Still, as I sat there in Hartside Café dripping a cocktail of sweat, ditch water and northern rain (the worst type) onto the café floor, I decided to reward myself with a brew and a chocolate brownie. I then spotted a slice of quiche up for grabs, so rewarded myself again. Then another brew and another cake, after all this was the highest point of the entire ride.
The Café’s and Beer
Tea & cake – the athlete’s fuel of choice. Of the numerous places to stop and refuel, one’s not to miss are the previously mentioned Hartside Top Café, the Greystoke Cycle Café and tea garden and finally The Hub café/workshop in Newcastle are all fantastic.
If it wasn’t for the later of these I would have finished the ride on day 3, but at 4pm I did a double take on spotting this place, knowing that if I stopped for more than a quick cuppa the legs wouldn’t want to push on to Tynemouth. And so it came to pass, 3 or so drinks later and a snack or two (I blame the lovely waitress…) it was clear that I was not going to finish this mini epic today.
As I retraced my tire tracks back along the Newcastle waterfront, decision already made to find somewhere to stay the night and continue in the morning, I passed groups of people sat at a terrace bar in the sun (yes, it did come out eventually on the ride!). Lucky sods I thought having a bit of a lonely few minutes. “Matt!! Come and have a beer!” – The group I had chatted to a few times at the hostels and café’s had spotted me and invited me over for a celebratory drink, to be followed by a curry later. Well ok then, after all it was only another 12 or so miles to the finish! Lovely jubbly.
With the mild hangover exercised around the streets of Newcastle for the morning, and it was time to finish this thing off. The few miles left would have to be reversed to get the train back to Whitehaven from Newcastle, so off I headed… but not without stopping after just 5 minutes at the Hub Café again for a pre ride coffee and late breakfast!
Fuelled up, the last leg was really felt in the sit bones but it wasn’t long before I was rolling into Tynemouth feeling like a true champ. I soon got knocked down a peg or two though when I completely failed to navigate the confusing layout that is Tynemouth harbour. A bit of faffing about and a few odd glances from the locals later, I was soon on the grassy knoll that plays host to the slightly-less-than-inspiring sign that marks the end of the heroic journey. Made it!
There’s no better feeling than achieving something you’ve set out to do. Ok, this was only a 140 mile bike ride over 3 and a bit days, not exactly a solo polar expedition effort, but travelling from one side of the country to the other under your own steam definitely ticks that achievement box for me.
I started this ride on my own, mostly as I was the only one I knew taking time out from the daily grind. If I waited for the ideal situation of having a good friend to share the adventure with, it likely would never happen.
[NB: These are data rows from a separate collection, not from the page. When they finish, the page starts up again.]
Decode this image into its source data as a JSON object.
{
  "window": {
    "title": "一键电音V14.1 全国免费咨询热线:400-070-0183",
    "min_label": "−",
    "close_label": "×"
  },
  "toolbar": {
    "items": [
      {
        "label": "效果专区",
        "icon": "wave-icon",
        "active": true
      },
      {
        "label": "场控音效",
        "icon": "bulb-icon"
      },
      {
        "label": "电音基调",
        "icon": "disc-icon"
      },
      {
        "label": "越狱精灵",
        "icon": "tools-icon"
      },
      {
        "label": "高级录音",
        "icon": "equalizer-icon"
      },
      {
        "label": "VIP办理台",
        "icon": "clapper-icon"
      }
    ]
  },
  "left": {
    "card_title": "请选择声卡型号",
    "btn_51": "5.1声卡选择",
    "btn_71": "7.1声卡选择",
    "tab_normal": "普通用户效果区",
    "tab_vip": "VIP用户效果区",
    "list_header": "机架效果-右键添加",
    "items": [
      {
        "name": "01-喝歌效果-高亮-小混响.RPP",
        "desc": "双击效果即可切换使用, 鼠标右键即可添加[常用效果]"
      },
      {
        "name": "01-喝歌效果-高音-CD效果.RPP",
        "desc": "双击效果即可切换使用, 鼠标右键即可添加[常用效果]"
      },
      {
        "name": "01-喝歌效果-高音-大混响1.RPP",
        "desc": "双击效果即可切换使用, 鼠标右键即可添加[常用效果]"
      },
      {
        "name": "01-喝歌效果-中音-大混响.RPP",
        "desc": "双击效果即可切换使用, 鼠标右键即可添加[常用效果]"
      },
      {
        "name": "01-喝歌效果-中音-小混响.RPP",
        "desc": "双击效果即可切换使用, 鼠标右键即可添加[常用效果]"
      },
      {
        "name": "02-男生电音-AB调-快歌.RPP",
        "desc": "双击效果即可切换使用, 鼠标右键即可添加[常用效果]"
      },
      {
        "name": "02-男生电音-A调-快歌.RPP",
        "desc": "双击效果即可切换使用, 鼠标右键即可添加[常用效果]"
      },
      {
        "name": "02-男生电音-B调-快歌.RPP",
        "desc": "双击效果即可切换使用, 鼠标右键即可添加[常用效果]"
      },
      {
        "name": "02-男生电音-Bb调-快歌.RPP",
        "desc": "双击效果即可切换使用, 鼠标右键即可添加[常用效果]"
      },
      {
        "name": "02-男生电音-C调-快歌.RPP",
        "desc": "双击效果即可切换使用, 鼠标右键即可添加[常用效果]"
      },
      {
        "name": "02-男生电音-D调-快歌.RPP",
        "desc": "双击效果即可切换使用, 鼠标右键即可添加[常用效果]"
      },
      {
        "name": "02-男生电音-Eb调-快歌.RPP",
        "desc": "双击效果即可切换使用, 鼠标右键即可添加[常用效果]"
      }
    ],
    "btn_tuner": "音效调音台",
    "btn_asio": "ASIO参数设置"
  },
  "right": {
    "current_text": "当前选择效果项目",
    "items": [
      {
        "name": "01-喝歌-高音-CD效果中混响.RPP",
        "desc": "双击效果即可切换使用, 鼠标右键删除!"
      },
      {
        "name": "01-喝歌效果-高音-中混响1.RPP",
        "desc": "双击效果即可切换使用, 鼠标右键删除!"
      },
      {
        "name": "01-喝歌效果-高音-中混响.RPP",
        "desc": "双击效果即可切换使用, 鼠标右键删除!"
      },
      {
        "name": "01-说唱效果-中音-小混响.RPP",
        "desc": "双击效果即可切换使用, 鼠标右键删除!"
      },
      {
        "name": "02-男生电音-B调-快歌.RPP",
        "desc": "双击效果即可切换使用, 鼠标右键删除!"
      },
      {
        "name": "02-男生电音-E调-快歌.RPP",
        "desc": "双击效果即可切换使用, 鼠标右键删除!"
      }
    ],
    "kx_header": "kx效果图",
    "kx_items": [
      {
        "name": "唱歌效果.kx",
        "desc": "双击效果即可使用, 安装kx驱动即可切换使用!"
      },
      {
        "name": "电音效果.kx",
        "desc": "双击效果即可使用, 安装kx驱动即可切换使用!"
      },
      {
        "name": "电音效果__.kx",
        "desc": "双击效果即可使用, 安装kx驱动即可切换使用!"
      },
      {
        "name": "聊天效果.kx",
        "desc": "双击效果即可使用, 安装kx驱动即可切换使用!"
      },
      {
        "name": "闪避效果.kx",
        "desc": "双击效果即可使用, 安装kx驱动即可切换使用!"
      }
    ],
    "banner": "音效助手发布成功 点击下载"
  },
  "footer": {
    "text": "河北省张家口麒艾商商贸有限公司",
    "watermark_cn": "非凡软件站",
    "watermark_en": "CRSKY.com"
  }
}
There are plenty of adventures just waiting to be had, they don’t need the perfect situation to make them reality, they just need someone to do them ….So get out there and do one!